What is the Standard Deduction for 2021?

The U.S. Internal Revenue Service (IRS) sets tax rates and percentages. Taxpayers set aside a portion of their income to pay debts owed to the IRS. To do this, you must only count tax-deductible expenses.

To ensure that all citizens are treated equally and fairly, the IRS established the “standard deduction”, where they set certain amounts in wages for which they are not required to pay tax and prevents others from making complex calculations.

What is the standard deduction?

The standard deduction is a specific figure that citizens use to reduce taxable income when filing an annual income tax return. In the following paragraph, we will show you an example to explain the process better. 

Let’s assume that John is a single man earning $70,000 per year. If John takes the 2021 standard deduction, which would be $12,550 for single taxpayers, he can subtract this amount from his total and pay tax on this result.

An alternative to this process is called an “itemized deduction”. In this case, the amount you spent on certain eligible payments, such as donations to charities or interest on a mortgage, is added back.

What is the standard deduction for 2021 and 2022?

The standard deduction varies each year in line with inflation and, therefore, is expected to continue to increase yearly. We will discuss the amounts for 2021 and 2022.

The standard deduction for 2021

The standard deduction varies depending on the taxpayer’s marital status. For example, if you are a parent, the deduction amount is higher for you. The amounts for 2021 are:

  • Single/individual taxpayers: $12,550.
  • Married taxpayers filing separately: $12,550
  • Heads of household: $18,000
  • Married couples filing jointly: $25,100
  • Qualified widows and widowers: $25,100


Single taxpayers and heads of the household may increase the deduction by $1,700 per dependent if the holder is over the age of 65 or blind. If a person is single, blind, and over age 65, they will receive a $15,950 deduction.


Married couple filing jointly, married couple filing separately, and qualified widow(er)s have an increase deduction of $1,350 if they happen to be individuals over age 65 or blind.

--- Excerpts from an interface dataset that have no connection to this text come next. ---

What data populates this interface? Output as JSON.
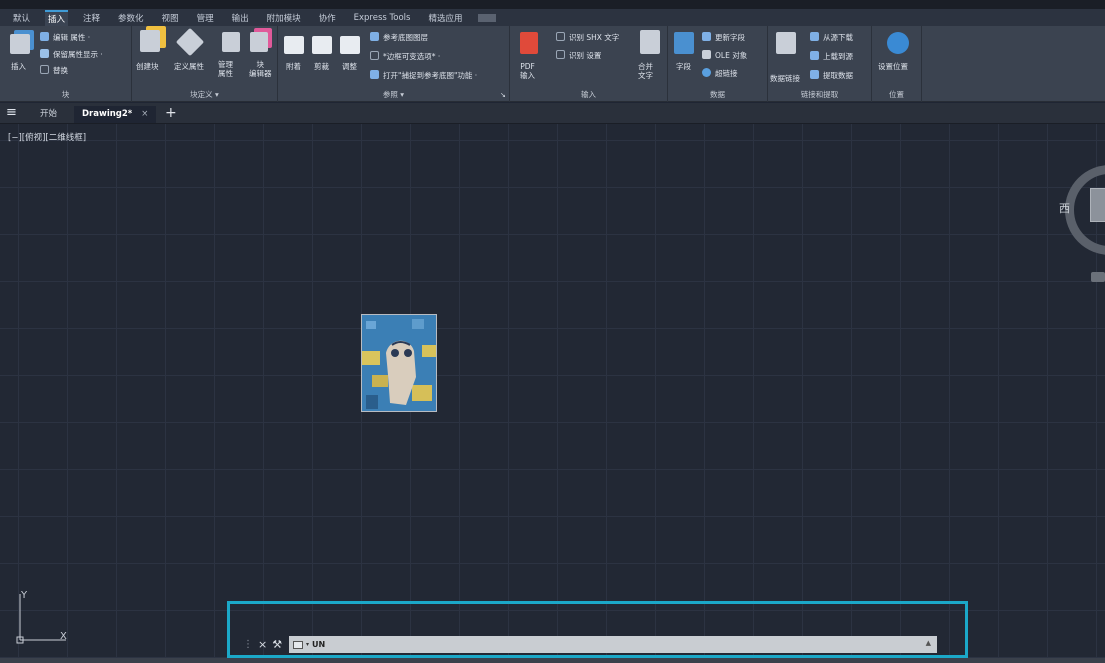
{
  "ribbon_tabs": [
    "默认",
    "插入",
    "注释",
    "参数化",
    "视图",
    "管理",
    "输出",
    "附加模块",
    "协作",
    "Express Tools",
    "精选应用"
  ],
  "active_tab": "插入",
  "panels": {
    "block": {
      "title": "块",
      "insert": "插入",
      "edit_attr": "编辑 属性 ·",
      "retain_attr": "保留属性显示 ·",
      "replace": "替换"
    },
    "block_def": {
      "title": "块定义 ▾",
      "create": "创建块",
      "define_attr": "定义属性",
      "manage_attr": "管理\n属性",
      "block_editor": "块\n编辑器"
    },
    "reference": {
      "title": "参照 ▾",
      "attach": "附着",
      "clip": "剪裁",
      "adjust": "调整",
      "underlay_layers": "参考底图图层",
      "frame_vary": "*边框可变选项* ·",
      "snap_underlay": "打开\"捕捉到参考底图\"功能 ·"
    },
    "import": {
      "title": "输入",
      "pdf_import": "PDF\n输入",
      "recognize_shx": "识别 SHX 文字",
      "recognize_settings": "识别 设置",
      "combine_text": "合并\n文字"
    },
    "data": {
      "title": "数据",
      "field": "字段",
      "update_fields": "更新字段",
      "ole_object": "OLE 对象",
      "hyperlink": "超链接"
    },
    "linking": {
      "title": "链接和提取",
      "data_link": "数据链接",
      "download_source": "从源下载",
      "upload_source": "上载到源",
      "extract_data": "提取数据"
    },
    "location": {
      "title": "位置",
      "set_location": "设置位置"
    }
  },
  "file_tabs": {
    "start": "开始",
    "drawing": "Drawing2*",
    "close": "×",
    "add": "+"
  },
  "viewport_label": "[−][俯视][二维线框]",
  "viewcube": {
    "west": "西"
  },
  "ucs": {
    "y": "Y",
    "x": "X"
  },
  "command_line": {
    "value": "UN",
    "close_icon": "×",
    "tool_icon": "wrench"
  }
}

If a couple were blind and over 65, they would increase the deduction from $25,100 to $30,500.

Deduction for the year 2022

The figure is a reflection of inflation, so the increase for the next tax year is estimated as follows:

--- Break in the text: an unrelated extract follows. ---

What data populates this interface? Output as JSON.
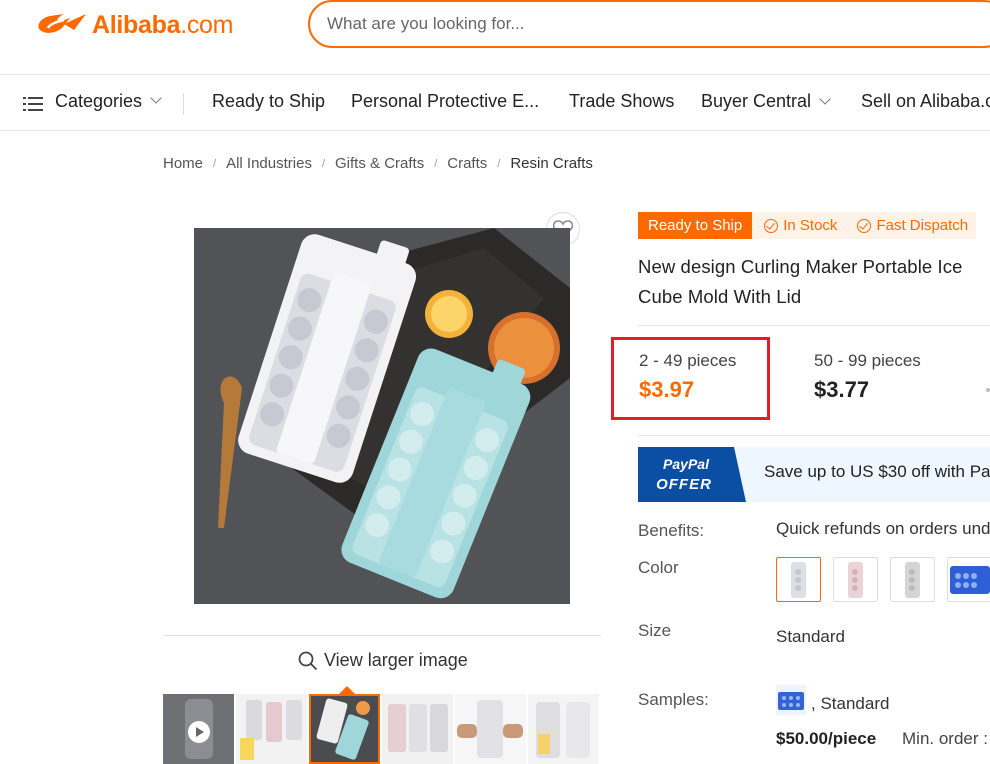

  • Single taxpayers/individuals: $12,950
  • Married taxpayers filing separately: $12,950
  • Heads of household: $19,400
  • Married couples filing jointly: $25,900
  • Qualified widows and widowers: $25,900

As for 2021, blind persons and persons over 65 will have an additional deduction above the standard deduction.

Who can claim the deduction on their tax return?

All taxpayers can make use of this deduction; however, what we will name in the following line cannot take advantage of the benefit:

  1. You file a separate return being married, and your spouse itemizes your deductions
  2. You are a non-resident alien or deal-status alien during the tax year
  3. You file a return with less than twelve months to file because you are changing the annual accounting period.
  4. You file as a trust, common trust fund, partnership or estate.

You can claim the deduction when:

  • The result is less than your itemized deductions. You can itemize and save money. If the result exceeds your itemized deductions, taking the standard deduction may be worthwhile and time saving.
  • Using the standard deduction is easier than itemizing, but if you have a home equity loan or mortgage, it may be better to mention it to save money
  • Using tax software

How do you claim a standard deduction?

When completing Form 1040-X, mark on line eight whether you want standard or itemized deduction. With Schedule A, you can summarize your medical expenses, state and local taxes, mortgage interest, gifts and more. Line 17 of Schedule A directs you to line 12A of your return on the Form.

Line 18 of Schedule A has a box to be checked if you have itemized deductions that are less than the standard deduction but still want to itemize. In the next section, you will subtract the standard deduction from your total income and claim your tax savings.